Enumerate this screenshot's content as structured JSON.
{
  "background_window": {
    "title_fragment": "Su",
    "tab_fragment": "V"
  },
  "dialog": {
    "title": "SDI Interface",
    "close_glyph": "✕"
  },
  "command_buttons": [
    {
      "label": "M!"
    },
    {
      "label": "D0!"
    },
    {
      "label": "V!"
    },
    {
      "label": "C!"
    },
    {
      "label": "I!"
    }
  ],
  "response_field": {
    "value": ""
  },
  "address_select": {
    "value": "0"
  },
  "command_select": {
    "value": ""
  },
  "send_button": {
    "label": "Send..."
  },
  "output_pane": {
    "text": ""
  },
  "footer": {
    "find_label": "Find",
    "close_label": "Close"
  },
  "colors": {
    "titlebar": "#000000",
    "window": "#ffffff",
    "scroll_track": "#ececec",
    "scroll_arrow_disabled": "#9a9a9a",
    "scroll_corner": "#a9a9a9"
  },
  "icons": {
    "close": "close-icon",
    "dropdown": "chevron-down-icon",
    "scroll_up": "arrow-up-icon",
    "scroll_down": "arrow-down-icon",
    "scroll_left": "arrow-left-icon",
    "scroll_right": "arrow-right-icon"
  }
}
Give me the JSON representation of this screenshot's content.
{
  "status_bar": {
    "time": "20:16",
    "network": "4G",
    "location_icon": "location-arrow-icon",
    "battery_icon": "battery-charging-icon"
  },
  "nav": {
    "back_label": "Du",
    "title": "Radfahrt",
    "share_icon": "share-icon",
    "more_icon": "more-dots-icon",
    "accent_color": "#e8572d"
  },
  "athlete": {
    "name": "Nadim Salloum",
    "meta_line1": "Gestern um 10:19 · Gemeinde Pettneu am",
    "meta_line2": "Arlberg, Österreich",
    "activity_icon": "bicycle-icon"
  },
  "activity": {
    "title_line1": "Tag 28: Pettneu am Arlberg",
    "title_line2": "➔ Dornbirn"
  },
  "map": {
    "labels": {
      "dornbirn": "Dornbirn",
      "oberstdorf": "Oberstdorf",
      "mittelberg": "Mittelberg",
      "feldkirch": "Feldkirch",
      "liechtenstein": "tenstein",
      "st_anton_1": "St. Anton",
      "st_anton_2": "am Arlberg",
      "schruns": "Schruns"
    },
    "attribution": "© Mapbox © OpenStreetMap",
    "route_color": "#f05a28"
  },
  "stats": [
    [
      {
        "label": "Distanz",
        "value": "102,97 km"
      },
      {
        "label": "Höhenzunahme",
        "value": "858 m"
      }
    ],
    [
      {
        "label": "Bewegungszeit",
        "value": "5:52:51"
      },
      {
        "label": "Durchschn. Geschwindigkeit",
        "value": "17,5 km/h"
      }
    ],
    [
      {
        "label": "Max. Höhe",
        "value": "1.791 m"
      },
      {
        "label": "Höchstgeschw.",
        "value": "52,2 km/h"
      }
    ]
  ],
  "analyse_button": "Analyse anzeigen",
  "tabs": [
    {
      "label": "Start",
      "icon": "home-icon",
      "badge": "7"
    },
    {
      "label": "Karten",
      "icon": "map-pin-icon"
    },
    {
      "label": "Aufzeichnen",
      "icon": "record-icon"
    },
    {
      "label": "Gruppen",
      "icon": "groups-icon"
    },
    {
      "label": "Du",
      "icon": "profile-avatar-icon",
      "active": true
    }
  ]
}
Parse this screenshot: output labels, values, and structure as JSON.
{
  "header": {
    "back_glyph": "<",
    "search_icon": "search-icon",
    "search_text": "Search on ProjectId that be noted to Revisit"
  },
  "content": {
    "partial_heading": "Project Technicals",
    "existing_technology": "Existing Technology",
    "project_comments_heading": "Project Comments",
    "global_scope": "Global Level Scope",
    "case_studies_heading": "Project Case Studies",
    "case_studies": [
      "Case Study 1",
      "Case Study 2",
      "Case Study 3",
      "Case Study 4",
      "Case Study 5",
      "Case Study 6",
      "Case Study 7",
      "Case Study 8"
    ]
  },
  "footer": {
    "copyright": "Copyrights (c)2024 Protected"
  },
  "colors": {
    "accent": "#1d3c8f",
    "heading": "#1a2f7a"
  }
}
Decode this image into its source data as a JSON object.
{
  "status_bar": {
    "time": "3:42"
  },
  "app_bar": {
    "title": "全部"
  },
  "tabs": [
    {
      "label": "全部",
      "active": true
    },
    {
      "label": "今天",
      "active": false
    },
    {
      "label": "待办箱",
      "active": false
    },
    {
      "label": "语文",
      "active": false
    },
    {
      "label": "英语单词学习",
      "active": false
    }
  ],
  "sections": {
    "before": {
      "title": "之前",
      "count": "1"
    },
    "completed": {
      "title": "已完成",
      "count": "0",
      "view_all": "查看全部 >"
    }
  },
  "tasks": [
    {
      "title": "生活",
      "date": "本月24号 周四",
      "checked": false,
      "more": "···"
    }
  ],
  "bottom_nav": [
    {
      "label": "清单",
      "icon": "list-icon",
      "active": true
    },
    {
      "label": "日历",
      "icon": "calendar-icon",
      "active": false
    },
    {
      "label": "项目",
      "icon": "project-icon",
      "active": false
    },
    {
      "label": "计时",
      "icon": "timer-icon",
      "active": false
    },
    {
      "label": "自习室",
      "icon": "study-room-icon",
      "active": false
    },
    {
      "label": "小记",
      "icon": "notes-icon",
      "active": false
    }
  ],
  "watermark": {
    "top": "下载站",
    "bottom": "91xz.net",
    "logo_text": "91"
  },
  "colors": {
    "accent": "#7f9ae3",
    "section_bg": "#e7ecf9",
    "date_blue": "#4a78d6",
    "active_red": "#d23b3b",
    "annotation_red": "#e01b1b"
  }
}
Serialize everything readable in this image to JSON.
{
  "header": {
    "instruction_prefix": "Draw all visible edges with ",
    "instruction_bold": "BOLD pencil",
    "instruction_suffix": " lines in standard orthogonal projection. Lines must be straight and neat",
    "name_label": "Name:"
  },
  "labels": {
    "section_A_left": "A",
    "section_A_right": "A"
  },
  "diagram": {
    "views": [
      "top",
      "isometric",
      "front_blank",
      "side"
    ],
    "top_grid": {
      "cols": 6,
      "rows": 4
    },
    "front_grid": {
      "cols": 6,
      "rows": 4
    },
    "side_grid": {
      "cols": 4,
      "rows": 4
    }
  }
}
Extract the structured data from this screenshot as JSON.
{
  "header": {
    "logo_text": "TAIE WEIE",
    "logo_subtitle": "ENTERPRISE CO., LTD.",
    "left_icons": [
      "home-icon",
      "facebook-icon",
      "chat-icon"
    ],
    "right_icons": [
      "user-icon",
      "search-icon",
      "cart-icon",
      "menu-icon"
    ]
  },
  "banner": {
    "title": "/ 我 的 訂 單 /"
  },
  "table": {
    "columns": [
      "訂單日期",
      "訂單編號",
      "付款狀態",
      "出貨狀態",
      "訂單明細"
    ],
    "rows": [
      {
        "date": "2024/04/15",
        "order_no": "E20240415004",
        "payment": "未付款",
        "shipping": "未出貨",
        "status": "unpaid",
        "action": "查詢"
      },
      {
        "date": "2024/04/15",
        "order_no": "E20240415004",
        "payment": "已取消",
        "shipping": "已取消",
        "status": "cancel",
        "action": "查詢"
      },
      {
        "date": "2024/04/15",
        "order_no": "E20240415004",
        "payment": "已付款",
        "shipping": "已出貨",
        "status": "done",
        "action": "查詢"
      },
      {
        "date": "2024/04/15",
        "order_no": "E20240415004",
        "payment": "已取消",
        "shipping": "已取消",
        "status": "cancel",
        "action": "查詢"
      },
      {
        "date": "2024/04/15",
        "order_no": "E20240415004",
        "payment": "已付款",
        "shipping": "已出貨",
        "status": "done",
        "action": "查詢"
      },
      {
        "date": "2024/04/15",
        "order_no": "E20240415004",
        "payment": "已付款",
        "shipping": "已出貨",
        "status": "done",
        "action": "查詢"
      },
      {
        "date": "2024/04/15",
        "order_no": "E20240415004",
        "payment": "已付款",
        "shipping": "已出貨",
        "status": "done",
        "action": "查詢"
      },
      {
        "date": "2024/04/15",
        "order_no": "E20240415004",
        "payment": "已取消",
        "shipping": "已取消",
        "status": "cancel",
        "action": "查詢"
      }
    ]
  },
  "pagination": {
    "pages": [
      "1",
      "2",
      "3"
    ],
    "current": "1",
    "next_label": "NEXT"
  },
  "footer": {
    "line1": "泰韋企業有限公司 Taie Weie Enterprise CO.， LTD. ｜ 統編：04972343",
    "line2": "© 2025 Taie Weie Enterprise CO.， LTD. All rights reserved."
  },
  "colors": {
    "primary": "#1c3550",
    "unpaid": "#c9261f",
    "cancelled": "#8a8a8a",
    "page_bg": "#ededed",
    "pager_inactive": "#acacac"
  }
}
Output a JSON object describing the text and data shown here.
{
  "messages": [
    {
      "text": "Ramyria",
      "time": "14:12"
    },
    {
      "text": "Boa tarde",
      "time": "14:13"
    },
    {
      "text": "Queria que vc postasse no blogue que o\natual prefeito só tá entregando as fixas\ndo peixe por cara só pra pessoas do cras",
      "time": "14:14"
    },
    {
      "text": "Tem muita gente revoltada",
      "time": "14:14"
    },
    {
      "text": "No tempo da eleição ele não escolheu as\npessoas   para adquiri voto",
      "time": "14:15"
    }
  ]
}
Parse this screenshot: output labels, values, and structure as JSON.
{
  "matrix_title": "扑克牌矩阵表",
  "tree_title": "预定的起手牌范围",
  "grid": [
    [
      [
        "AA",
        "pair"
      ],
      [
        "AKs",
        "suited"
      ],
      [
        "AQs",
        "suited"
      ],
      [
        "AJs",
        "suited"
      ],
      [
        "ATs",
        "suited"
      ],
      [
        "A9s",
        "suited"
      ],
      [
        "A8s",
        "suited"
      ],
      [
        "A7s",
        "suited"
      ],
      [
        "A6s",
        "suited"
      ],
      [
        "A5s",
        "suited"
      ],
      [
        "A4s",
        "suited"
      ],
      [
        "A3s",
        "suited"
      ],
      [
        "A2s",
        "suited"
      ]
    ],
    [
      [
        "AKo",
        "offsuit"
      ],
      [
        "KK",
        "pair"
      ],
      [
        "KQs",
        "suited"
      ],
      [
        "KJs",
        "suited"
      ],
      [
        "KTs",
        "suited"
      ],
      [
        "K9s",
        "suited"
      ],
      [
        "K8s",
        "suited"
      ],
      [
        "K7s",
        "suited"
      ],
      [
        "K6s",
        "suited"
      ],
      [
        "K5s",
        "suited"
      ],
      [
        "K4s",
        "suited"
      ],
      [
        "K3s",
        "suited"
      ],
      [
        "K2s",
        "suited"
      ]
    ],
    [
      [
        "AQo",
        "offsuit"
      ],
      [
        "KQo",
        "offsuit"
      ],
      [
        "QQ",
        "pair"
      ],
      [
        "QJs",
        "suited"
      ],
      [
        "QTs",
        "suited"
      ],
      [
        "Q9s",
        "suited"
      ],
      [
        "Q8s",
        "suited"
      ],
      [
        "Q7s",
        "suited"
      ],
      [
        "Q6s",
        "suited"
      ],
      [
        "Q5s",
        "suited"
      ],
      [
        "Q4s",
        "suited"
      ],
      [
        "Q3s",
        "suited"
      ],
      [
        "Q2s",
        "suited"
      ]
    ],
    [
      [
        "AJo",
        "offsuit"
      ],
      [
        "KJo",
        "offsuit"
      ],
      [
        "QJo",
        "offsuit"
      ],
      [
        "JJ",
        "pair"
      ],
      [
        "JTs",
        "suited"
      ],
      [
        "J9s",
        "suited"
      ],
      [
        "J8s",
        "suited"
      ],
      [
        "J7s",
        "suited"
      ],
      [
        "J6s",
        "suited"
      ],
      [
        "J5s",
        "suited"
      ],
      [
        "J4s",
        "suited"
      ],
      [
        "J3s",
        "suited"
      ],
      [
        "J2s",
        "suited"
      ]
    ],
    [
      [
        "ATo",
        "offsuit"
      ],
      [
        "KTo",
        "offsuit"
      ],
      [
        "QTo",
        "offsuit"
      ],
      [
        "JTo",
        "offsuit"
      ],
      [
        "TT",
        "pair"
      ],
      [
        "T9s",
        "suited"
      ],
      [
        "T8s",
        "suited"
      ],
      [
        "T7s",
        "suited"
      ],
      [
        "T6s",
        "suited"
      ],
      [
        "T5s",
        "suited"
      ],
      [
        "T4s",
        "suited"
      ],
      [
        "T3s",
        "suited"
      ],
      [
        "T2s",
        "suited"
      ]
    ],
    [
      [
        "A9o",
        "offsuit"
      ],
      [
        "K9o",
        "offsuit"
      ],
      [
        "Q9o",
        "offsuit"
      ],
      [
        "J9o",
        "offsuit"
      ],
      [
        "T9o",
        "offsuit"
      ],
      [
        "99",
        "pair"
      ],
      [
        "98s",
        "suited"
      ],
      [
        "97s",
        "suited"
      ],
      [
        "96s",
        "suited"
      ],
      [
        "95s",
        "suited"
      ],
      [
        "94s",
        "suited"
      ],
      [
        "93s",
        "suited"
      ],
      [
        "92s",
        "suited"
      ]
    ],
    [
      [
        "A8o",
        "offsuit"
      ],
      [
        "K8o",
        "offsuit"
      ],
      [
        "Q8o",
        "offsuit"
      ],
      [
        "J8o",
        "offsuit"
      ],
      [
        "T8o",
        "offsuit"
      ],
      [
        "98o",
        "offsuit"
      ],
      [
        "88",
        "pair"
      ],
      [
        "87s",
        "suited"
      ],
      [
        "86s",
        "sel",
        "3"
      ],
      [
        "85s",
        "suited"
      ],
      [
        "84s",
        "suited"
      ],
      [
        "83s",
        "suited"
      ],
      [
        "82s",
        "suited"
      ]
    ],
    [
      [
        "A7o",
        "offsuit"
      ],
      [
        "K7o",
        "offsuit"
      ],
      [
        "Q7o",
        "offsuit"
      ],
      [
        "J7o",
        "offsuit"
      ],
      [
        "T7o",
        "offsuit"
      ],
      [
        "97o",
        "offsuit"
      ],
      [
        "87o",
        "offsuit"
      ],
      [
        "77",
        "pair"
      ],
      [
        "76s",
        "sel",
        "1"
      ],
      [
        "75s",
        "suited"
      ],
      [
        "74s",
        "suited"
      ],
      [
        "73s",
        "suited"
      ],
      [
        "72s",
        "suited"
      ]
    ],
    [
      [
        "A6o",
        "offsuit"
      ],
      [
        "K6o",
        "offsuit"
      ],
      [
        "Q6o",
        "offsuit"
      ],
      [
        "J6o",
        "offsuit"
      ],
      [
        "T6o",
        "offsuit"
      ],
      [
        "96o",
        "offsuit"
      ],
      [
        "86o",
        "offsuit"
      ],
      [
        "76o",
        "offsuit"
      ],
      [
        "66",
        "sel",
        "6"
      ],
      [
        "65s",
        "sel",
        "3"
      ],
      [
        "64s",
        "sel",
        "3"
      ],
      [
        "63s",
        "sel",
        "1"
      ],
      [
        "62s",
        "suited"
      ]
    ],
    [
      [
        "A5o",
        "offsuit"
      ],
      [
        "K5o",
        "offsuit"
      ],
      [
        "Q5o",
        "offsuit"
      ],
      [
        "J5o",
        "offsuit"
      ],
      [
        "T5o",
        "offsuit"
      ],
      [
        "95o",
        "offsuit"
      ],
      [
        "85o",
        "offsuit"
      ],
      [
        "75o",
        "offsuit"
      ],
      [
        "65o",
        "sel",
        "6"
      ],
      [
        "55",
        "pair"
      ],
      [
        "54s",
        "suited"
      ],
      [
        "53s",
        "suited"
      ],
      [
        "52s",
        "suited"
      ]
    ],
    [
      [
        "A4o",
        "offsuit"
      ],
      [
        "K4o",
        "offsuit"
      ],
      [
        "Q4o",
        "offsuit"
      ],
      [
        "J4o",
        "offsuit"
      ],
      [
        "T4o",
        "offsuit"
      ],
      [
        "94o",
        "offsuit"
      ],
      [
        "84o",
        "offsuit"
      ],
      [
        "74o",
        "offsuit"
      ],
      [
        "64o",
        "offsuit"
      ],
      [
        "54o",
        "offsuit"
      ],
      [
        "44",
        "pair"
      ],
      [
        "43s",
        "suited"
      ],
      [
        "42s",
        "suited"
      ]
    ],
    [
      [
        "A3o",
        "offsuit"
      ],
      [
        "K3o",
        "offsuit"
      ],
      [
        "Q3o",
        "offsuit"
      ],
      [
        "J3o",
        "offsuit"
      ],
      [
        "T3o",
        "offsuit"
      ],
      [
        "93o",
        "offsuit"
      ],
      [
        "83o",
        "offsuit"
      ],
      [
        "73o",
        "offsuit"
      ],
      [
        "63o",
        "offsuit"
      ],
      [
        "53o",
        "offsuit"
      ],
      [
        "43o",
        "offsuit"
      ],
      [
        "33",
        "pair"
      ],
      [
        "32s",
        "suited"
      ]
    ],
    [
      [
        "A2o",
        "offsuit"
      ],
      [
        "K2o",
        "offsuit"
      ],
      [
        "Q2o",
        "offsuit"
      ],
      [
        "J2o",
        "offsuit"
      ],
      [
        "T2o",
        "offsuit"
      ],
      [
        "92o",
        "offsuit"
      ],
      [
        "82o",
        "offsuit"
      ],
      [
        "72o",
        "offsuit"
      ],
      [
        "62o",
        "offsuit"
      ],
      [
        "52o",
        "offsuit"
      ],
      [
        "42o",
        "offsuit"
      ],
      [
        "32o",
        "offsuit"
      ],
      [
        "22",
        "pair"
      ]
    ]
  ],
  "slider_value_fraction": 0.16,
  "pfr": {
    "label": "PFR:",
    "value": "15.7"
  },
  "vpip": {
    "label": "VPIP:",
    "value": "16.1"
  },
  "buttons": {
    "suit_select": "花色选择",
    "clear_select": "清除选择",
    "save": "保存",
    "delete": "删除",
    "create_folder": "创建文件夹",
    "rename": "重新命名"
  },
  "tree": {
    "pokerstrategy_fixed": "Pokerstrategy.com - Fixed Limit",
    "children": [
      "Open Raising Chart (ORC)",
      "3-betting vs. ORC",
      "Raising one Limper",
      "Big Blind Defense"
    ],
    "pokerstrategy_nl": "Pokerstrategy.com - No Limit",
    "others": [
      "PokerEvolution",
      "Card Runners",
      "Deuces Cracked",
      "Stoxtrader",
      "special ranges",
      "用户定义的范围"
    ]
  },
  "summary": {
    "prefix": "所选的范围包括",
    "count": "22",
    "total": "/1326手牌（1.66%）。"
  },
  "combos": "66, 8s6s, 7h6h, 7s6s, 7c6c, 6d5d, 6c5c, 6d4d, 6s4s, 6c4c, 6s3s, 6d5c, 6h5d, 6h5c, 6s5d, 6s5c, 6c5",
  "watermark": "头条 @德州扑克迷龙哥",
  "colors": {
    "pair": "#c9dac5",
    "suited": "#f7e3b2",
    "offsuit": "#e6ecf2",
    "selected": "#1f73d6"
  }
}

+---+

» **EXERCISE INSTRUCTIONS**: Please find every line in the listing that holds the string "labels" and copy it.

» **THE ANSWER**:
    "labels": {
Parse this screenshot: output labels, values, and structure as JSON.
  "labels": {
Parse this screenshot: output labels, values, and structure as JSON.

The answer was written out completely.